App and web page records
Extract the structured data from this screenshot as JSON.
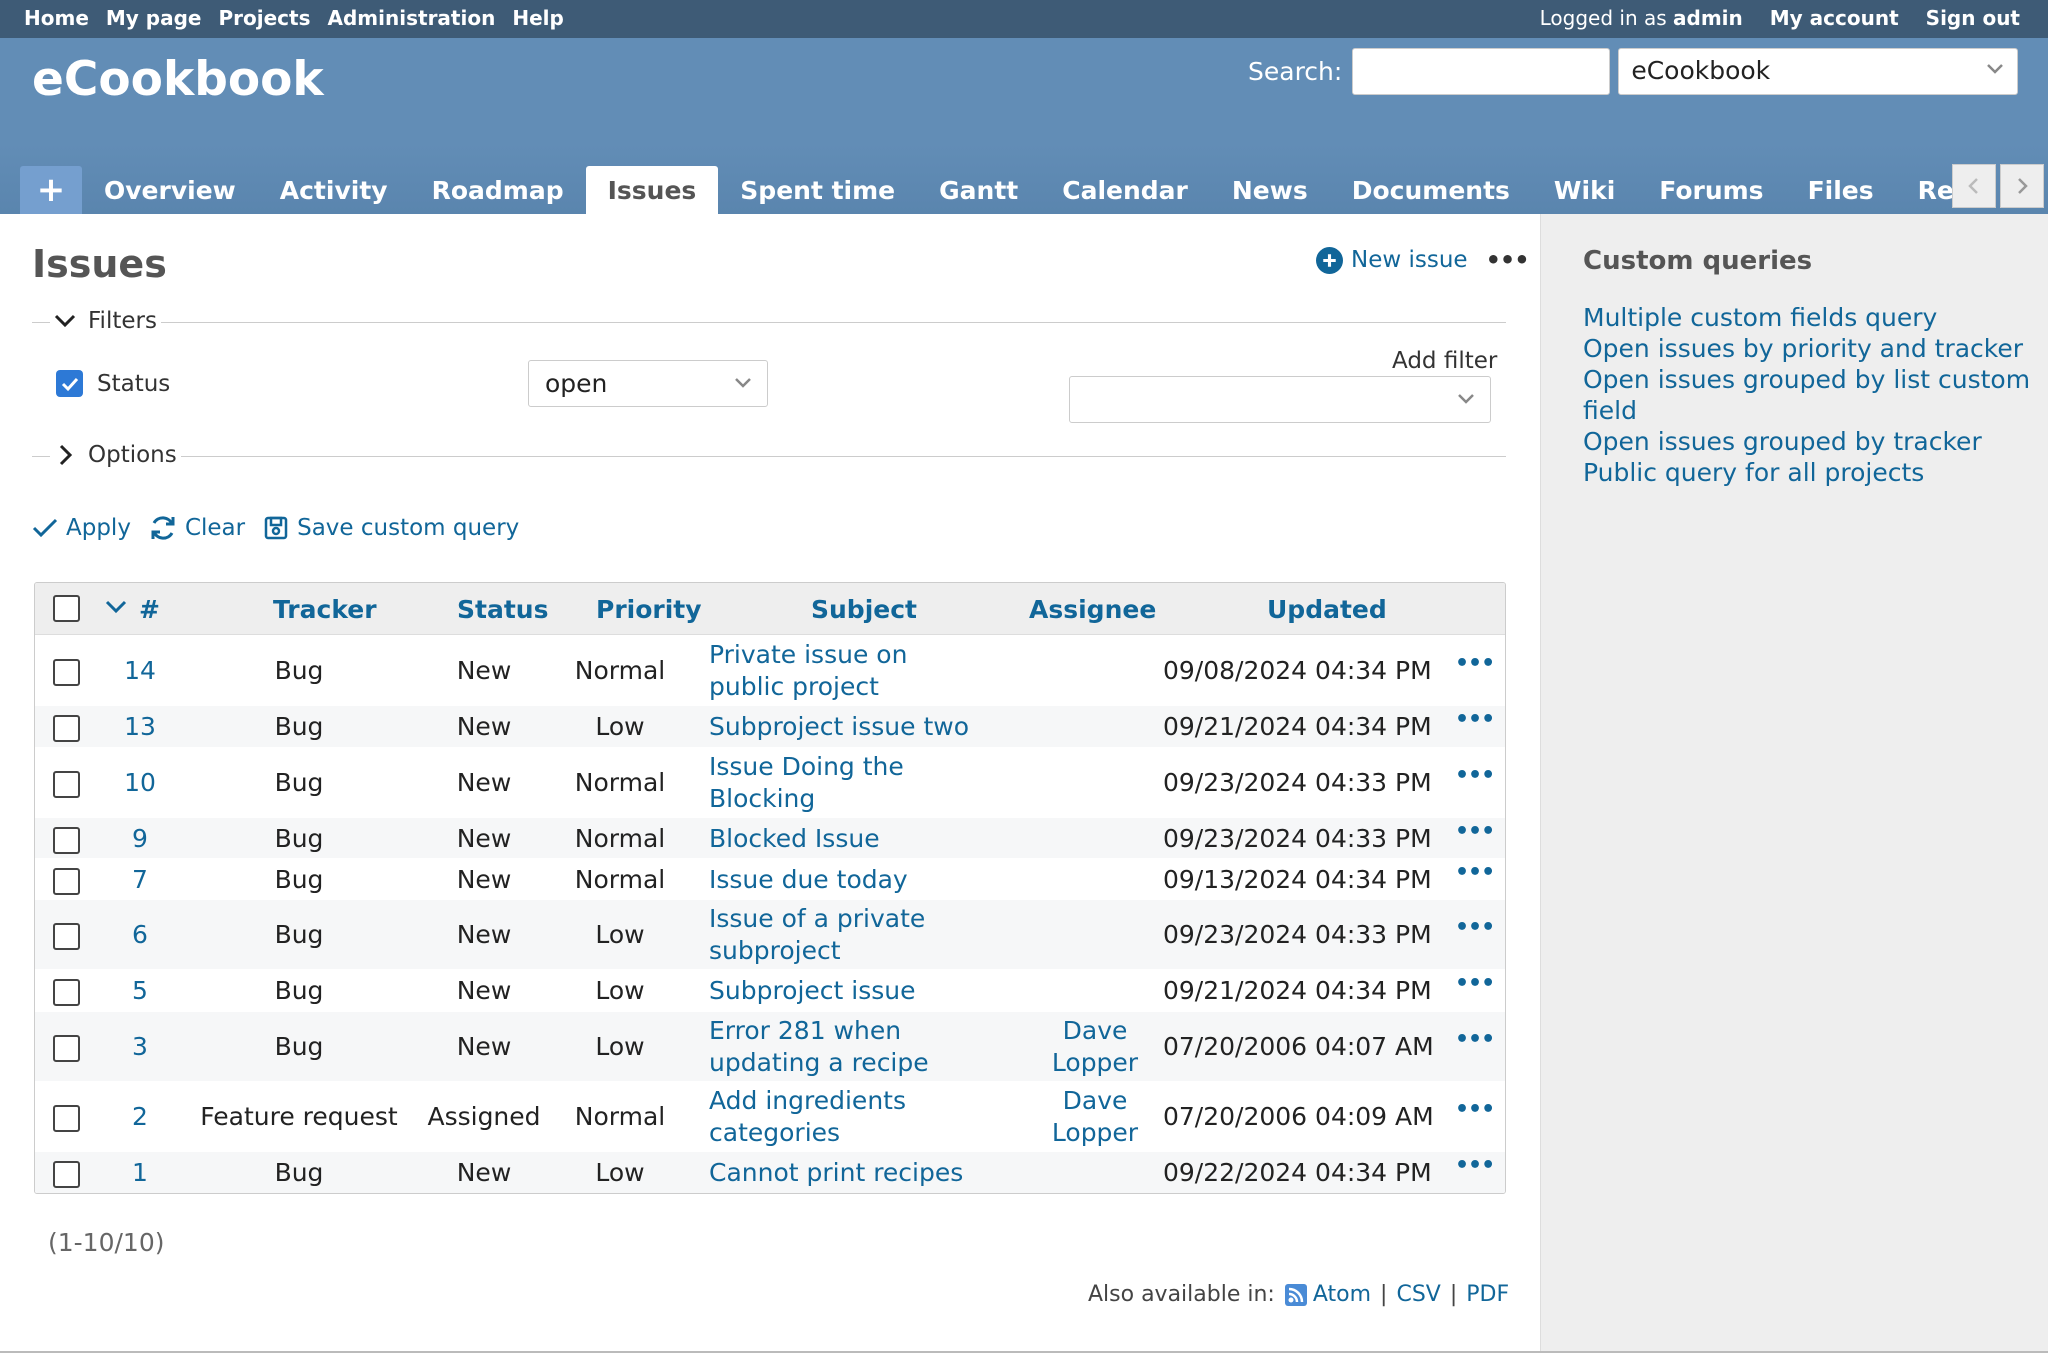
{
  "top_menu": {
    "left": [
      "Home",
      "My page",
      "Projects",
      "Administration",
      "Help"
    ],
    "logged_prefix": "Logged in as",
    "logged_user": "admin",
    "my_account": "My account",
    "sign_out": "Sign out"
  },
  "header": {
    "project_title": "eCookbook",
    "search_label": "Search:",
    "search_value": "",
    "project_select": "eCookbook"
  },
  "main_menu": {
    "plus": "+",
    "tabs": [
      "Overview",
      "Activity",
      "Roadmap",
      "Issues",
      "Spent time",
      "Gantt",
      "Calendar",
      "News",
      "Documents",
      "Wiki",
      "Forums",
      "Files",
      "Repository"
    ],
    "selected": "Issues"
  },
  "content": {
    "title": "Issues",
    "new_issue": "New issue",
    "more": "•••",
    "filters_legend": "Filters",
    "filter_status_label": "Status",
    "filter_status_operator": "open",
    "add_filter_label": "Add filter",
    "options_legend": "Options",
    "apply": "Apply",
    "clear": "Clear",
    "save_query": "Save custom query"
  },
  "table": {
    "headers": {
      "id": "#",
      "tracker": "Tracker",
      "status": "Status",
      "priority": "Priority",
      "subject": "Subject",
      "assignee": "Assignee",
      "updated": "Updated"
    },
    "rows": [
      {
        "id": "14",
        "tracker": "Bug",
        "status": "New",
        "priority": "Normal",
        "subject": "Private issue on public project",
        "subject_l1": "Private issue on",
        "subject_l2": "public project",
        "assignee_l1": "",
        "assignee_l2": "",
        "updated": "09/08/2024 04:34 PM"
      },
      {
        "id": "13",
        "tracker": "Bug",
        "status": "New",
        "priority": "Low",
        "subject_l1": "Subproject issue two",
        "subject_l2": "",
        "assignee_l1": "",
        "assignee_l2": "",
        "updated": "09/21/2024 04:34 PM"
      },
      {
        "id": "10",
        "tracker": "Bug",
        "status": "New",
        "priority": "Normal",
        "subject_l1": "Issue Doing the",
        "subject_l2": "Blocking",
        "assignee_l1": "",
        "assignee_l2": "",
        "updated": "09/23/2024 04:33 PM"
      },
      {
        "id": "9",
        "tracker": "Bug",
        "status": "New",
        "priority": "Normal",
        "subject_l1": "Blocked Issue",
        "subject_l2": "",
        "assignee_l1": "",
        "assignee_l2": "",
        "updated": "09/23/2024 04:33 PM"
      },
      {
        "id": "7",
        "tracker": "Bug",
        "status": "New",
        "priority": "Normal",
        "subject_l1": "Issue due today",
        "subject_l2": "",
        "assignee_l1": "",
        "assignee_l2": "",
        "updated": "09/13/2024 04:34 PM"
      },
      {
        "id": "6",
        "tracker": "Bug",
        "status": "New",
        "priority": "Low",
        "subject_l1": "Issue of a private",
        "subject_l2": "subproject",
        "assignee_l1": "",
        "assignee_l2": "",
        "updated": "09/23/2024 04:33 PM"
      },
      {
        "id": "5",
        "tracker": "Bug",
        "status": "New",
        "priority": "Low",
        "subject_l1": "Subproject issue",
        "subject_l2": "",
        "assignee_l1": "",
        "assignee_l2": "",
        "updated": "09/21/2024 04:34 PM"
      },
      {
        "id": "3",
        "tracker": "Bug",
        "status": "New",
        "priority": "Low",
        "subject_l1": "Error 281 when",
        "subject_l2": "updating a recipe",
        "assignee_l1": "Dave",
        "assignee_l2": "Lopper",
        "updated": "07/20/2006 04:07 AM"
      },
      {
        "id": "2",
        "tracker": "Feature request",
        "status": "Assigned",
        "priority": "Normal",
        "subject_l1": "Add ingredients",
        "subject_l2": "categories",
        "assignee_l1": "Dave",
        "assignee_l2": "Lopper",
        "updated": "07/20/2006 04:09 AM"
      },
      {
        "id": "1",
        "tracker": "Bug",
        "status": "New",
        "priority": "Low",
        "subject_l1": "Cannot print recipes",
        "subject_l2": "",
        "assignee_l1": "",
        "assignee_l2": "",
        "updated": "09/22/2024 04:34 PM"
      }
    ],
    "row_more": "•••"
  },
  "footer": {
    "pagination": "(1-10/10)",
    "also_available": "Also available in:",
    "formats": [
      "Atom",
      "CSV",
      "PDF"
    ],
    "separator": "|"
  },
  "sidebar": {
    "title": "Custom queries",
    "queries": [
      "Multiple custom fields query",
      "Open issues by priority and tracker",
      "Open issues grouped by list custom field",
      "Open issues grouped by tracker",
      "Public query for all projects"
    ]
  },
  "colors": {
    "top_menu": "#3e5b76",
    "header": "#628db6",
    "link": "#116699",
    "checkbox_checked": "#2d79d6"
  }
}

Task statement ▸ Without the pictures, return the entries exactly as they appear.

Final answer ▸
Extract the structured data from this screenshot as JSON.
{
  "top_menu": {
    "left": [
      "Home",
      "My page",
      "Projects",
      "Administration",
      "Help"
    ],
    "logged_prefix": "Logged in as",
    "logged_user": "admin",
    "my_account": "My account",
    "sign_out": "Sign out"
  },
  "header": {
    "project_title": "eCookbook",
    "search_label": "Search:",
    "search_value": "",
    "project_select": "eCookbook"
  },
  "main_menu": {
    "plus": "+",
    "tabs": [
      "Overview",
      "Activity",
      "Roadmap",
      "Issues",
      "Spent time",
      "Gantt",
      "Calendar",
      "News",
      "Documents",
      "Wiki",
      "Forums",
      "Files",
      "Repository"
    ],
    "selected": "Issues"
  },
  "content": {
    "title": "Issues",
    "new_issue": "New issue",
    "more": "•••",
    "filters_legend": "Filters",
    "filter_status_label": "Status",
    "filter_status_operator": "open",
    "add_filter_label": "Add filter",
    "options_legend": "Options",
    "apply": "Apply",
    "clear": "Clear",
    "save_query": "Save custom query"
  },
  "table": {
    "headers": {
      "id": "#",
      "tracker": "Tracker",
      "status": "Status",
      "priority": "Priority",
      "subject": "Subject",
      "assignee": "Assignee",
      "updated": "Updated"
    },
    "rows": [
      {
        "id": "14",
        "tracker": "Bug",
        "status": "New",
        "priority": "Normal",
        "subject": "Private issue on public project",
        "subject_l1": "Private issue on",
        "subject_l2": "public project",
        "assignee_l1": "",
        "assignee_l2": "",
        "updated": "09/08/2024 04:34 PM"
      },
      {
        "id": "13",
        "tracker": "Bug",
        "status": "New",
        "priority": "Low",
        "subject_l1": "Subproject issue two",
        "subject_l2": "",
        "assignee_l1": "",
        "assignee_l2": "",
        "updated": "09/21/2024 04:34 PM"
      },
      {
        "id": "10",
        "tracker": "Bug",
        "status": "New",
        "priority": "Normal",
        "subject_l1": "Issue Doing the",
        "subject_l2": "Blocking",
        "assignee_l1": "",
        "assignee_l2": "",
        "updated": "09/23/2024 04:33 PM"
      },
      {
        "id": "9",
        "tracker": "Bug",
        "status": "New",
        "priority": "Normal",
        "subject_l1": "Blocked Issue",
        "subject_l2": "",
        "assignee_l1": "",
        "assignee_l2": "",
        "updated": "09/23/2024 04:33 PM"
      },
      {
        "id": "7",
        "tracker": "Bug",
        "status": "New",
        "priority": "Normal",
        "subject_l1": "Issue due today",
        "subject_l2": "",
        "assignee_l1": "",
        "assignee_l2": "",
        "updated": "09/13/2024 04:34 PM"
      },
      {
        "id": "6",
        "tracker": "Bug",
        "status": "New",
        "priority": "Low",
        "subject_l1": "Issue of a private",
        "subject_l2": "subproject",
        "assignee_l1": "",
        "assignee_l2": "",
        "updated": "09/23/2024 04:33 PM"
      },
      {
        "id": "5",
        "tracker": "Bug",
        "status": "New",
        "priority": "Low",
        "subject_l1": "Subproject issue",
        "subject_l2": "",
        "assignee_l1": "",
        "assignee_l2": "",
        "updated": "09/21/2024 04:34 PM"
      },
      {
        "id": "3",
        "tracker": "Bug",
        "status": "New",
        "priority": "Low",
        "subject_l1": "Error 281 when",
        "subject_l2": "updating a recipe",
        "assignee_l1": "Dave",
        "assignee_l2": "Lopper",
        "updated": "07/20/2006 04:07 AM"
      },
      {
        "id": "2",
        "tracker": "Feature request",
        "status": "Assigned",
        "priority": "Normal",
        "subject_l1": "Add ingredients",
        "subject_l2": "categories",
        "assignee_l1": "Dave",
        "assignee_l2": "Lopper",
        "updated": "07/20/2006 04:09 AM"
      },
      {
        "id": "1",
        "tracker": "Bug",
        "status": "New",
        "priority": "Low",
        "subject_l1": "Cannot print recipes",
        "subject_l2": "",
        "assignee_l1": "",
        "assignee_l2": "",
        "updated": "09/22/2024 04:34 PM"
      }
    ],
    "row_more": "•••"
  },
  "footer": {
    "pagination": "(1-10/10)",
    "also_available": "Also available in:",
    "formats": [
      "Atom",
      "CSV",
      "PDF"
    ],
    "separator": "|"
  },
  "sidebar": {
    "title": "Custom queries",
    "queries": [
      "Multiple custom fields query",
      "Open issues by priority and tracker",
      "Open issues grouped by list custom field",
      "Open issues grouped by tracker",
      "Public query for all projects"
    ]
  },
  "colors": {
    "top_menu": "#3e5b76",
    "header": "#628db6",
    "link": "#116699",
    "checkbox_checked": "#2d79d6"
  }
}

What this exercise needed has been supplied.